OC leads 'landmark' vision for Willamette
Oregon City officials say theyre ready to lead a public process designed to help transform a former paper mill alongside Willamette Falls into a regionally significant economic redevelopment project and visitor destination.
Oregonians will be invited to shape the 23-acre site of the bankrupt Blue Heron Paper Co. in collaboration with Oregon City, Metro, Clackamas County and the state.
The resulting vision could reconnect the public with North Americas second largest waterfall, significant wildlife habitat and an important cultural site for native tribes along the Willamette River. It also will seek to support Oregon Citys goal to reinvigorate the downtown as a hub of employment, shopping, business, tourism and housing.
If we do this right, Willamette Falls will be a defining piece of Oregon City a place you go to work or shop or eat, a place to connect with your neighbors, a place to just relax and take in the view. It also has the potential to become an Oregon landmark, said Mayor Doug Neeley.
City commissioners on Wednesday are set to consider an agreement between Oregon City and the bankruptcy trustee, Peter McKittrick. McKittrick would agree not to abandon the property with the court prior to April 1, 2014, once the city enters into a contract with the lead consultant for the planning process. At any time during the process, McKittrick could sell the property or be ordered by the court to abandon the property and terminate the agreement. The city would provide a minimum of $400,000 to fund the planning process.
For more than a year, the regional government has spent about $500,000 studying the property and the risks associated with buying it. But Metro Sustainability Director Jim Desmond said that the sites zoning and development issues make Oregon City more suitable to lead the visioning for the falls.
Its really about a vision for their downtown, Desmond said. The site ... is about half the size of their current downtown. Those decisions should be made locally.
Desmond said Metro will still be available to help Oregon City with public involvement, land-use regulations and real-estate expertise. Oregon City has applied to Metro for a planning grant to pay for the visioning of the site.
Funding the project
This planning process marks the next step for the property at the south end of downtown Oregon City. After Blue Heron closed operations, laying off 175 employees, the property was put up for sale under the management of a bankruptcy trustee.
With support from state agencies, Metro and Oregon City officials evaluated the site and conducted extensive investigations during the past two years to assess opportunities and risks. The partnership gained a clearer understanding of the possibilities for reusing historic structures, options for managing stormwater, the extent of environmental conditions, and the significant costs necessary to stabilize the site.
The partnership remains committed to being a catalyst for the propertys transformation, working toward five core values: economic redevelopment, public access, historic preservation, cultural interpretation and habitat restoration.

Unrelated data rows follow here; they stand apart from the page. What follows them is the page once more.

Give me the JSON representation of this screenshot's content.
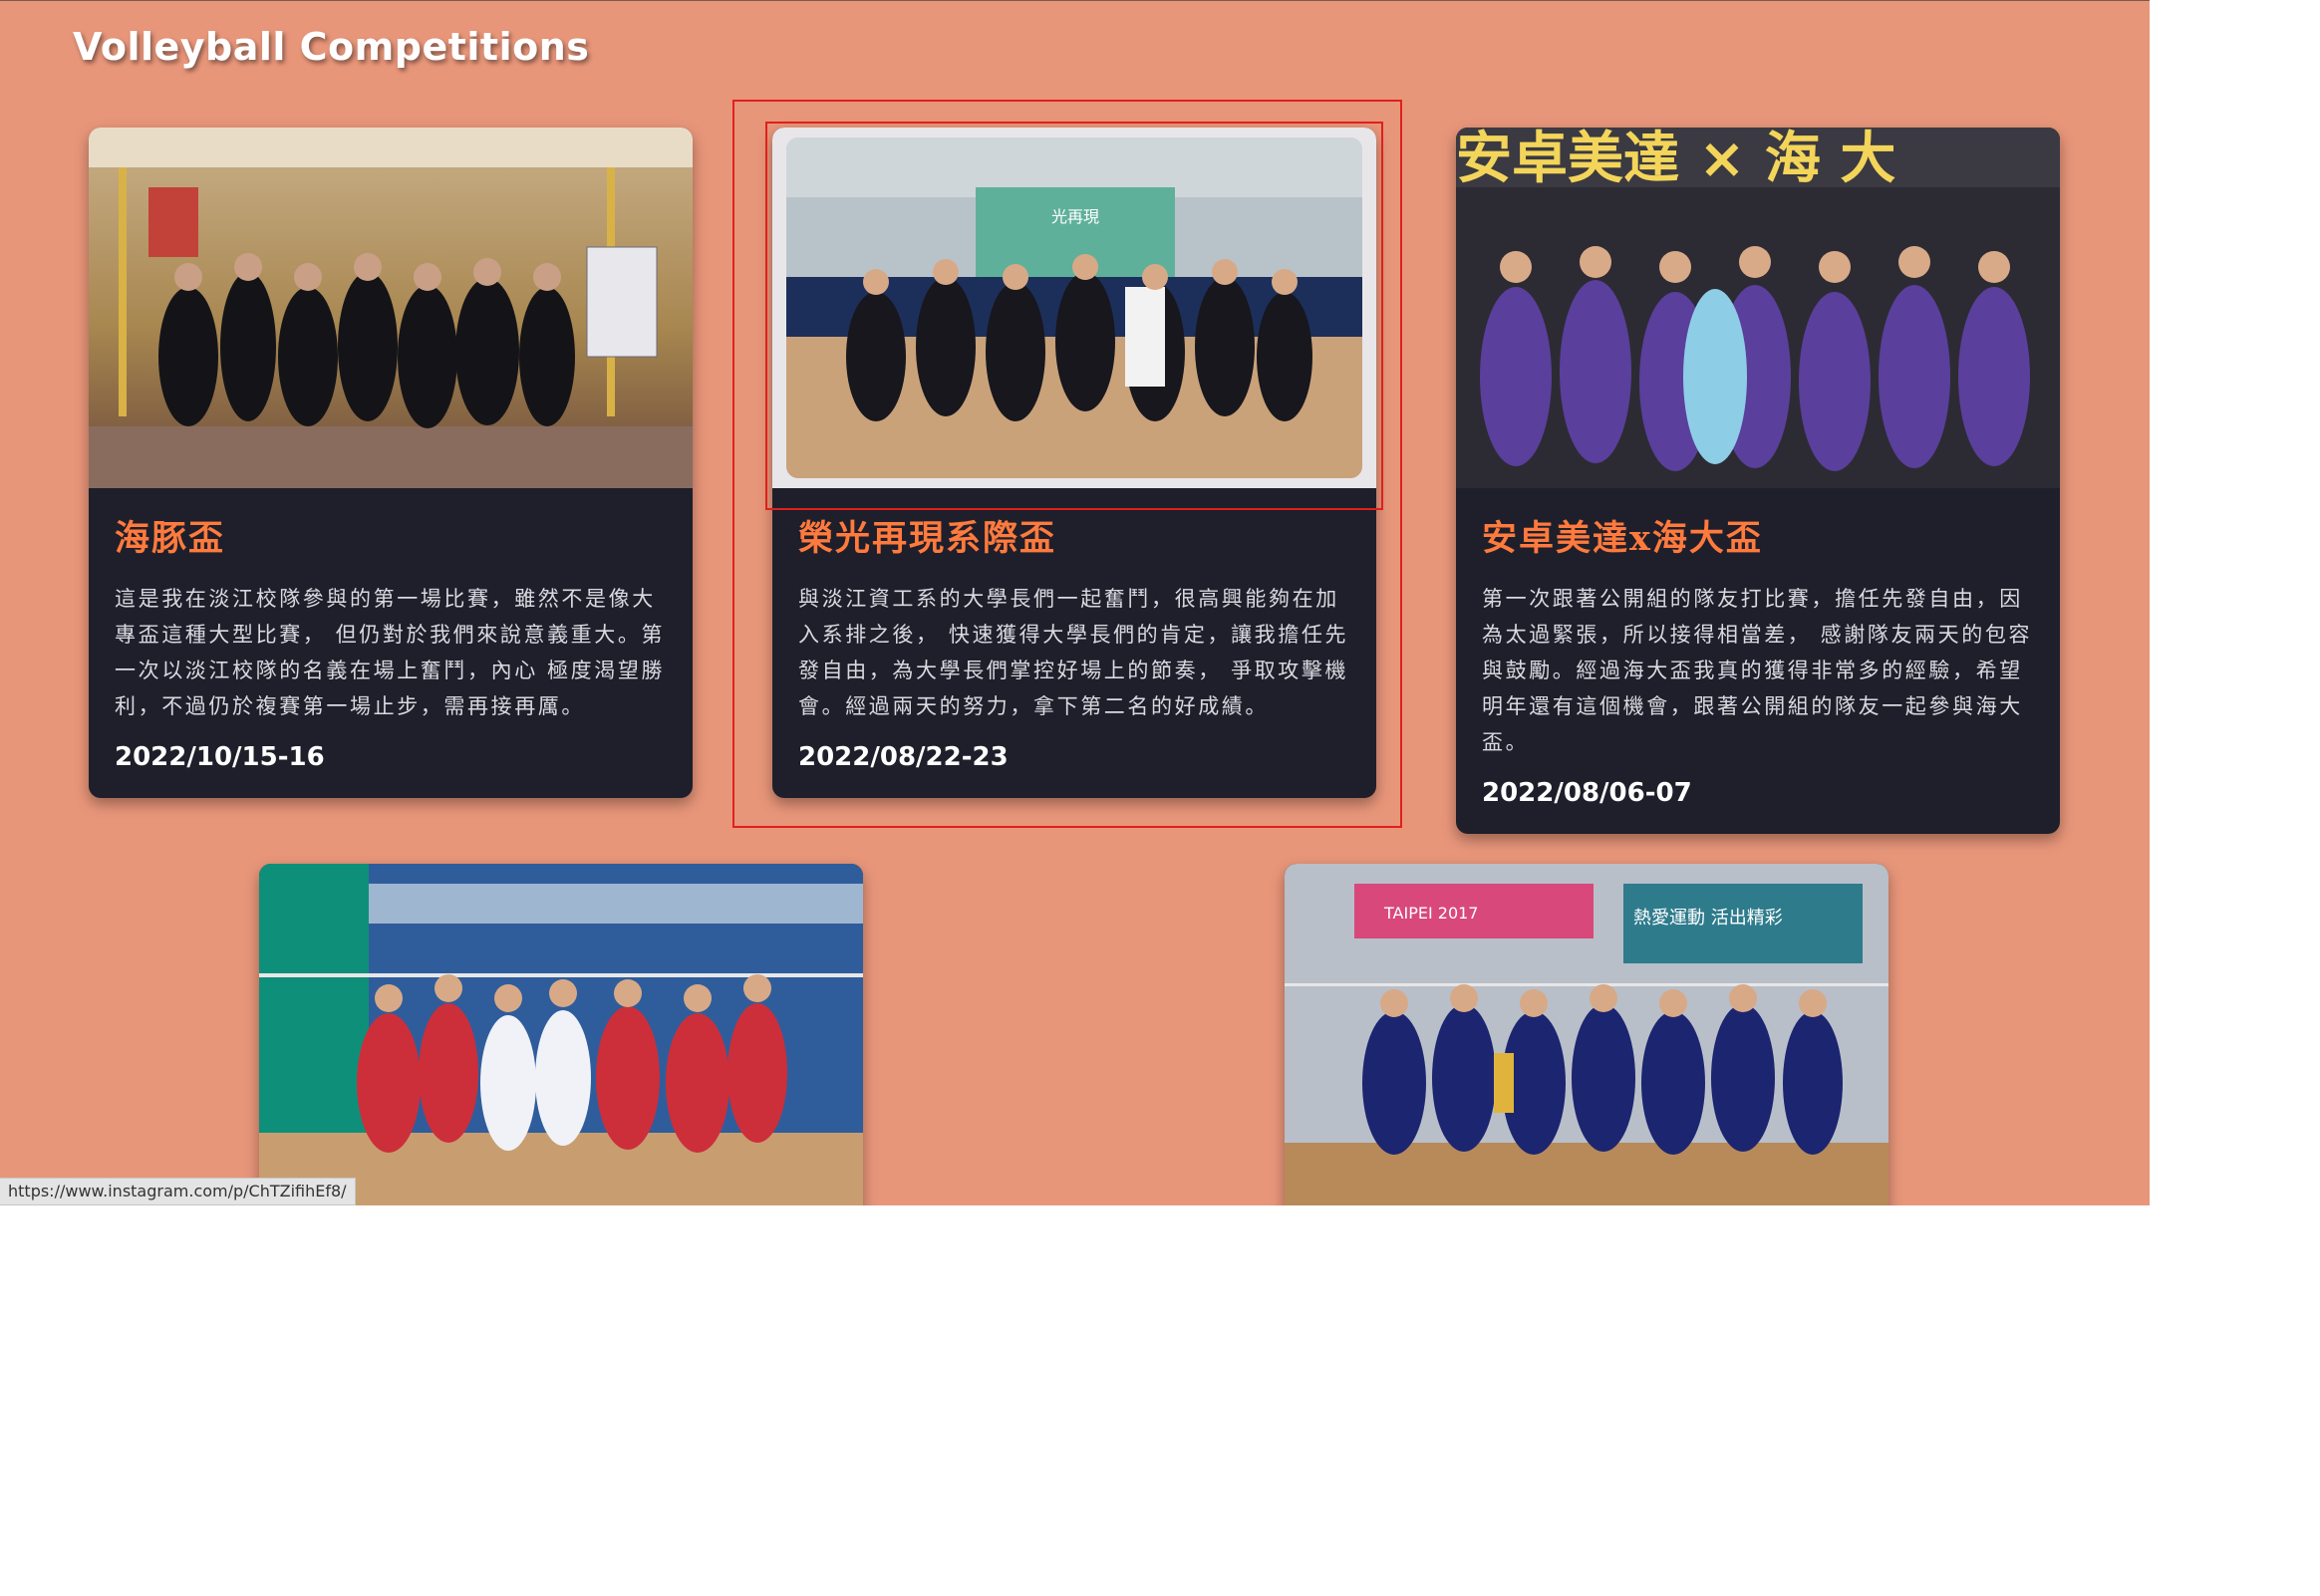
{
  "page": {
    "title": "Volleyball Competitions"
  },
  "cards": [
    {
      "title": "海豚盃",
      "description": "這是我在淡江校隊參與的第一場比賽，雖然不是像大專盃這種大型比賽， 但仍對於我們來說意義重大。第一次以淡江校隊的名義在場上奮鬥，內心 極度渴望勝利，不過仍於複賽第一場止步，需再接再厲。",
      "date": "2022/10/15-16"
    },
    {
      "title": "榮光再現系際盃",
      "description": "與淡江資工系的大學長們一起奮鬥，很高興能夠在加入系排之後， 快速獲得大學長們的肯定，讓我擔任先發自由，為大學長們掌控好場上的節奏， 爭取攻擊機會。經過兩天的努力，拿下第二名的好成績。",
      "date": "2022/08/22-23"
    },
    {
      "title": "安卓美達x海大盃",
      "description": "第一次跟著公開組的隊友打比賽，擔任先發自由，因為太過緊張，所以接得相當差， 感謝隊友兩天的包容與鼓勵。經過海大盃我真的獲得非常多的經驗，希望明年還有這個機會，跟著公開組的隊友一起參與海大盃。",
      "date": "2022/08/06-07"
    }
  ],
  "banner_texts": {
    "card3_banner": "安卓美達 × 海 大",
    "card2_banner": "光再現",
    "card5_banner_left": "TAIPEI 2017",
    "card5_banner_right": "熱愛運動 活出精彩"
  },
  "status_bar": {
    "url": "https://www.instagram.com/p/ChTZifihEf8/"
  }
}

Oregon City issued a request for proposals, seeking a consultant to help with visioning and master planning. Public dialogue could begin as early as May.
The resulting vision will facilitate rezoning, preparing part of the site for economic redevelopment and part for an outdoor destination. Public partners hope planning for the property will create an opportunity to purchase the portion necessary to let visitors experience the falls, offer cultural interpretation and historic preservation, and restore habitat along the Willamette River. Meanwhile, by eliminating uncertainty, they hope that this work will prepare the rest of the site for private investment.
The Joint Legislative Ways and Means Subcommittee on Capital Construction heard testimony early this month on a proposal to provide a 50 percent match, up to $5 million, of state lottery money for the Willamette Falls project if the projects partners can come up with other money for it.
Metro Councilor Carlotta Collette and Oregon City Commissioner Kathy Roth travel to Washington, D.C., this month to discuss whether the federal Environmental Protection Agency could play a role in cleaning up the site, which has been in use for heavy industry for more than 170 years.
Throughout the planning process, the property will remain on the market.